The motion, brought forward by radical Marxist opposition leader Julius Malema, was approved with 241 votes in its support and 83 against.
Malema, the leader of Economic Freedom Fighters (EFF), had been pushing for the motion for a long time.
In 2016, he told his supporters he was “not calling for the slaughter of white people — at least for now.”
In 2017, the government found out that 72 percent of the farmland in South Africa was owned by white farmers as compared to 85 percent after apartheid ended in 1994 and democracy took over.
President Cyril Ramaphosa, during his inauguration, promised to transfer land to black people.
"The time for reconciliation is over.
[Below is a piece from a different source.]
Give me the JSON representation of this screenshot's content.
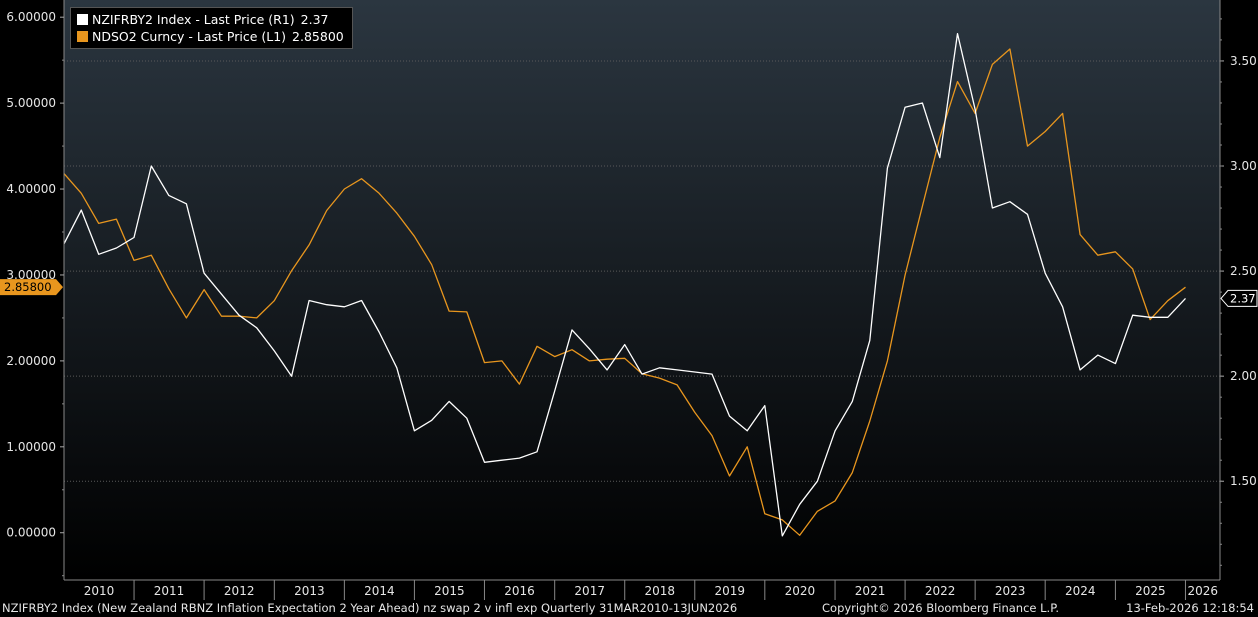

Now is the time for justice,” Malema told the parliament, referring to his motion. “We must ensure that we restore the dignity of our people without compensating the criminals who stole our land.”
The radical leader also said the measure is all about the restoration of black people's dignity and has nothing to do with taking revenge on white people.
Minister of Water and Sanitation Gugile Nkwinti, who is also the former minister of rural affairs and land reform, said the ruling African National Congress Party (ANC) also supports “the principle of land expropriation without compensation."
“There is no doubt about it, land shall be expropriated without compensation,” Nkwinti added.
However, there are some who believe this is discrimination — such as Ernst Roets, the head of civil rights group Afriforum, who called the measure a violation of agreements made at the end of apartheid.
Meanwhile, Freedom Front Plus party leader Pieter Groenewald warned of “unforeseen consequences” of stripping white people of their lands.
Although MP Thandeka Mbabama supported the call, she also believes moving forward without compensation "cannot be part of the solution.”
She said this was being used to distract people from the ANC's failures with land reform and was a "lie peddled by the ANC, who fears being outflanked on the left by the EFF.”
Roets said the call is a “semantic fraud” and “is nothing more than racist theft.”
Ralph Mathekga, an independent political analyst, warned of legal challenges.
“This thing is going to court, make no mistake. The motion today means land has been elevated even higher as a political issue to code red from code amber,” he said.
Despite arguments, the vote called for the ANC to redistribute lands as the pressure grows to gain support of poorer black voters ahead of the election next year.
Parliament has ordered to report back on the issue by Aug. 30.
Thumbnail/Banner Credit: Reuters/ Mike Hutchings